Out with vampires, in with other-worldy romance, writes Nicky Pellegrino.
I had absolutely sworn off angels, vampires, witches and any other fantastical creature you care to mention after reading a surfeit of them in the past couple of years but Daughter Of Smoke And Bone by Laini Taylor (Hodder & Stoughton, $34.99) somehow worked its magic on me.
I think a large part of this novel's charm is its fantastic "girlpower" heroine, Karou, who has bright blue hair and a secret other life. And yes, it is a fantasy romance, complete with angels and devils, but Taylor's prose is fresh and sassy enough to blow away any ennui with the genre.
Karou is an art student in Prague. She has a sketchbook full of strange drawings and a tendency to disappear so all her friends think she is eccentric. The truth is Karou lives between two worlds - the human one and another place, Elsewhere, where she was raised.
She has no family beyond a horned beast called Brimstone who runs a mysterious underground shop where he trades in teeth and creates magic. Karou knows nothing about herself or where she came from, but on her hands are tattoos designed to ward off the evil eye.
When Brimstone calls on her to collect teeth she drops whatever she's doing and disappears through a secret portal.
All is not well in Elsewhere. Its inhabitants, the chimaera, are locked in a centuries-old battle with their deadly enemies, the seraphims.
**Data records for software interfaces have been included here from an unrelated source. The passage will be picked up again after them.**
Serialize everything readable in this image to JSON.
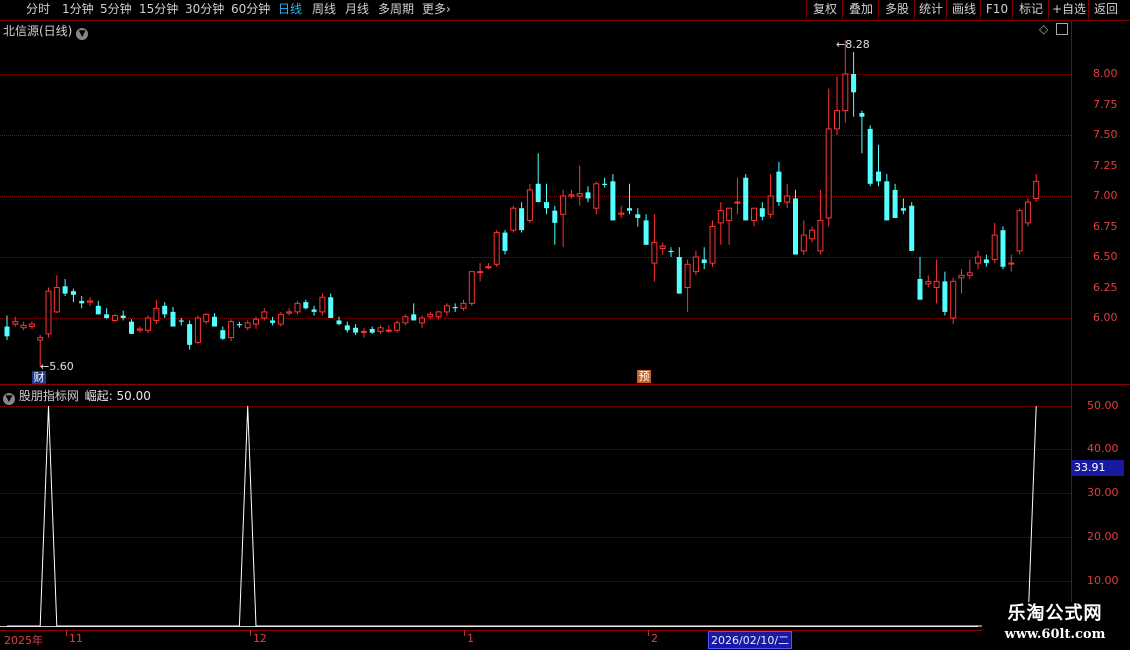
{
  "toolbar": {
    "periods": [
      "分时",
      "1分钟",
      "5分钟",
      "15分钟",
      "30分钟",
      "60分钟",
      "日线",
      "周线",
      "月线",
      "多周期"
    ],
    "active_period": "日线",
    "more": "更多",
    "actions": [
      "复权",
      "叠加",
      "多股",
      "统计",
      "画线",
      "F10",
      "标记",
      "+自选",
      "返回"
    ]
  },
  "main_panel": {
    "title": "北信源(日线)",
    "y_ticks": [
      "8.00",
      "7.75",
      "7.50",
      "7.25",
      "7.00",
      "6.75",
      "6.50",
      "6.25",
      "6.00"
    ],
    "high_label": "8.28",
    "low_label": "5.60",
    "marker_cai": "财",
    "marker_yu": "预"
  },
  "indicator_panel": {
    "name": "股朋指标网",
    "line_name": "崛起",
    "line_value": "50.00",
    "y_ticks": [
      "50.00",
      "40.00",
      "30.00",
      "20.00",
      "10.00"
    ],
    "current_value": "33.91"
  },
  "x_axis": {
    "labels": [
      "2025年",
      "11",
      "12",
      "1",
      "2"
    ],
    "cursor_date": "2026/02/10/二"
  },
  "watermark": {
    "name": "乐淘公式网",
    "url": "www.60lt.com"
  },
  "colors": {
    "up": "#ff3232",
    "down": "#54ffff",
    "grid": "#7a1010",
    "axis_text": "#e04040",
    "active": "#29b6f6"
  },
  "chart_data": [
    {
      "type": "candlestick",
      "title": "北信源(日线)",
      "ylim": [
        5.55,
        8.35
      ],
      "note_high": 8.28,
      "note_low": 5.6,
      "ohlc": [
        [
          5.93,
          6.02,
          5.82,
          5.85
        ],
        [
          5.95,
          6.01,
          5.93,
          5.97
        ],
        [
          5.92,
          5.97,
          5.9,
          5.94
        ],
        [
          5.93,
          5.97,
          5.91,
          5.95
        ],
        [
          5.82,
          5.86,
          5.6,
          5.84
        ],
        [
          5.87,
          6.25,
          5.84,
          6.22
        ],
        [
          6.05,
          6.35,
          6.04,
          6.25
        ],
        [
          6.26,
          6.32,
          6.18,
          6.2
        ],
        [
          6.22,
          6.24,
          6.13,
          6.19
        ],
        [
          6.14,
          6.18,
          6.08,
          6.12
        ],
        [
          6.13,
          6.17,
          6.1,
          6.14
        ],
        [
          6.1,
          6.14,
          6.03,
          6.03
        ],
        [
          6.03,
          6.08,
          5.99,
          6.0
        ],
        [
          5.98,
          6.03,
          5.97,
          6.02
        ],
        [
          6.02,
          6.06,
          5.98,
          6.0
        ],
        [
          5.97,
          5.99,
          5.87,
          5.87
        ],
        [
          5.9,
          5.93,
          5.88,
          5.91
        ],
        [
          5.9,
          6.02,
          5.88,
          6.0
        ],
        [
          5.98,
          6.15,
          5.95,
          6.08
        ],
        [
          6.1,
          6.13,
          6.0,
          6.03
        ],
        [
          6.05,
          6.09,
          5.93,
          5.93
        ],
        [
          5.98,
          6.0,
          5.94,
          5.97
        ],
        [
          5.95,
          5.98,
          5.74,
          5.78
        ],
        [
          5.8,
          6.02,
          5.79,
          6.0
        ],
        [
          5.97,
          6.04,
          5.95,
          6.03
        ],
        [
          6.01,
          6.04,
          5.93,
          5.93
        ],
        [
          5.9,
          5.93,
          5.82,
          5.83
        ],
        [
          5.84,
          5.99,
          5.81,
          5.97
        ],
        [
          5.95,
          5.97,
          5.92,
          5.94
        ],
        [
          5.92,
          5.98,
          5.9,
          5.96
        ],
        [
          5.95,
          6.01,
          5.91,
          5.99
        ],
        [
          6.0,
          6.08,
          5.98,
          6.05
        ],
        [
          5.98,
          6.01,
          5.94,
          5.96
        ],
        [
          5.95,
          6.05,
          5.93,
          6.03
        ],
        [
          6.04,
          6.08,
          6.02,
          6.05
        ],
        [
          6.05,
          6.14,
          6.03,
          6.12
        ],
        [
          6.13,
          6.15,
          6.07,
          6.08
        ],
        [
          6.07,
          6.1,
          6.02,
          6.05
        ],
        [
          6.05,
          6.2,
          6.02,
          6.17
        ],
        [
          6.17,
          6.2,
          6.0,
          6.0
        ],
        [
          5.98,
          6.01,
          5.94,
          5.95
        ],
        [
          5.94,
          5.97,
          5.88,
          5.9
        ],
        [
          5.92,
          5.95,
          5.86,
          5.88
        ],
        [
          5.89,
          5.92,
          5.84,
          5.89
        ],
        [
          5.91,
          5.93,
          5.87,
          5.88
        ],
        [
          5.89,
          5.94,
          5.87,
          5.92
        ],
        [
          5.9,
          5.94,
          5.88,
          5.9
        ],
        [
          5.9,
          5.98,
          5.88,
          5.96
        ],
        [
          5.96,
          6.03,
          5.94,
          6.01
        ],
        [
          6.03,
          6.12,
          5.98,
          5.98
        ],
        [
          5.96,
          6.02,
          5.92,
          6.0
        ],
        [
          6.01,
          6.05,
          5.99,
          6.03
        ],
        [
          6.01,
          6.06,
          5.99,
          6.05
        ],
        [
          6.05,
          6.12,
          6.02,
          6.1
        ],
        [
          6.09,
          6.12,
          6.05,
          6.08
        ],
        [
          6.08,
          6.15,
          6.06,
          6.12
        ],
        [
          6.12,
          6.38,
          6.1,
          6.38
        ],
        [
          6.38,
          6.45,
          6.3,
          6.38
        ],
        [
          6.42,
          6.45,
          6.4,
          6.42
        ],
        [
          6.44,
          6.72,
          6.42,
          6.7
        ],
        [
          6.7,
          6.72,
          6.52,
          6.55
        ],
        [
          6.72,
          6.92,
          6.7,
          6.9
        ],
        [
          6.9,
          6.95,
          6.7,
          6.72
        ],
        [
          6.8,
          7.1,
          6.78,
          7.05
        ],
        [
          7.1,
          7.35,
          6.95,
          6.95
        ],
        [
          6.95,
          7.1,
          6.85,
          6.9
        ],
        [
          6.88,
          6.92,
          6.6,
          6.78
        ],
        [
          6.85,
          7.05,
          6.58,
          7.0
        ],
        [
          7.0,
          7.05,
          6.98,
          7.01
        ],
        [
          7.0,
          7.25,
          6.92,
          7.02
        ],
        [
          7.03,
          7.08,
          6.95,
          6.98
        ],
        [
          6.9,
          7.12,
          6.85,
          7.1
        ],
        [
          7.1,
          7.15,
          7.07,
          7.09
        ],
        [
          7.12,
          7.18,
          6.8,
          6.8
        ],
        [
          6.85,
          6.92,
          6.82,
          6.86
        ],
        [
          6.9,
          7.1,
          6.85,
          6.88
        ],
        [
          6.85,
          6.9,
          6.75,
          6.82
        ],
        [
          6.8,
          6.85,
          6.6,
          6.6
        ],
        [
          6.45,
          6.85,
          6.3,
          6.62
        ],
        [
          6.57,
          6.62,
          6.52,
          6.59
        ],
        [
          6.55,
          6.58,
          6.5,
          6.54
        ],
        [
          6.5,
          6.58,
          6.2,
          6.2
        ],
        [
          6.25,
          6.48,
          6.05,
          6.44
        ],
        [
          6.38,
          6.55,
          6.35,
          6.5
        ],
        [
          6.48,
          6.58,
          6.4,
          6.45
        ],
        [
          6.45,
          6.8,
          6.42,
          6.75
        ],
        [
          6.78,
          6.95,
          6.6,
          6.88
        ],
        [
          6.8,
          6.9,
          6.6,
          6.9
        ],
        [
          6.95,
          7.15,
          6.85,
          6.95
        ],
        [
          7.15,
          7.18,
          6.8,
          6.8
        ],
        [
          6.8,
          6.85,
          6.75,
          6.9
        ],
        [
          6.9,
          6.95,
          6.8,
          6.83
        ],
        [
          6.85,
          7.18,
          6.82,
          7.0
        ],
        [
          7.2,
          7.28,
          6.92,
          6.95
        ],
        [
          6.95,
          7.1,
          6.9,
          7.0
        ],
        [
          6.98,
          7.05,
          6.52,
          6.52
        ],
        [
          6.55,
          6.8,
          6.52,
          6.68
        ],
        [
          6.65,
          6.75,
          6.62,
          6.72
        ],
        [
          6.55,
          7.05,
          6.52,
          6.8
        ],
        [
          6.82,
          7.88,
          6.75,
          7.55
        ],
        [
          7.55,
          7.98,
          7.5,
          7.7
        ],
        [
          7.7,
          8.28,
          7.6,
          8.0
        ],
        [
          8.0,
          8.18,
          7.65,
          7.85
        ],
        [
          7.68,
          7.7,
          7.35,
          7.65
        ],
        [
          7.55,
          7.58,
          7.08,
          7.1
        ],
        [
          7.2,
          7.42,
          7.08,
          7.12
        ],
        [
          7.12,
          7.18,
          6.8,
          6.8
        ],
        [
          7.05,
          7.1,
          6.82,
          6.82
        ],
        [
          6.9,
          6.98,
          6.85,
          6.88
        ],
        [
          6.92,
          6.95,
          6.55,
          6.55
        ],
        [
          6.32,
          6.5,
          6.15,
          6.15
        ],
        [
          6.28,
          6.35,
          6.25,
          6.3
        ],
        [
          6.25,
          6.48,
          6.12,
          6.3
        ],
        [
          6.3,
          6.38,
          6.02,
          6.05
        ],
        [
          6.0,
          6.33,
          5.95,
          6.3
        ],
        [
          6.33,
          6.4,
          6.2,
          6.35
        ],
        [
          6.35,
          6.48,
          6.32,
          6.37
        ],
        [
          6.45,
          6.55,
          6.4,
          6.5
        ],
        [
          6.48,
          6.52,
          6.42,
          6.45
        ],
        [
          6.48,
          6.78,
          6.45,
          6.68
        ],
        [
          6.72,
          6.75,
          6.4,
          6.42
        ],
        [
          6.45,
          6.52,
          6.38,
          6.45
        ],
        [
          6.55,
          6.9,
          6.52,
          6.88
        ],
        [
          6.78,
          6.98,
          6.75,
          6.95
        ],
        [
          6.98,
          7.18,
          6.95,
          7.12
        ]
      ]
    },
    {
      "type": "line",
      "title": "股朋指标网",
      "series": [
        {
          "name": "崛起",
          "last_value": 50
        }
      ],
      "ylim": [
        0,
        55
      ],
      "spikes": [
        {
          "index": 5,
          "value": 50
        },
        {
          "index": 29,
          "value": 50
        },
        {
          "index": 124,
          "value": 50
        }
      ]
    }
  ]
}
Just as things are reaching breaking point, Karou meets one of these glorious winged creatures and very quickly the story becomes a kind of fantasy Romeo and Juliet with star-crossed lovers and dangerous, forbidden desire.
But there isn't much time for Karou to dally with romance. The portals to Elsewhere are closing and the lives of those she loves are at risk. Somehow, she must find a way to reach them.
Whenever I try to describe the plot of a fantasy novel it comes out sounding ridiculous. But the worlds that Taylor has created and the creatures that inhabit them are richly imagined, vivid and compelling.
The story goes to some dark places and seems to have a real philosophy underpinning it. Taylor is a clever writer who weaves together reality and fantasy successfully and understands pace, gradually revealing her secrets and balancing the action with thoughtfulness.
Just like the best-selling Twilight books, this is a trilogy; one I think is aimed at the young adult market, although it will have broader appeal. But Daughter Of Smoke And Bone aces the Twilight books, in my opinion. It shows them up as shallow, repetitive and rather creepy. Fierce, courageous Karou could kick sappy Bella's butt and the mythic creatures she befriends make Edward Cullen look like nothing but a glittery rich kid with a fast car.
US author Taylor has written three other novels. This one will be her big breakthrough title judging by the buzz about it, particularly on the internet where fans of the genre have been raving.
Perhaps they, too, were getting sick of the recent plague of vampires and were ready for something fresh.
If you're a lover of fantasy romance, you should read this book. Even if, like me, you're rather more reserved in your feelings about the genre, this is a cracker of a story and a truly entertaining read.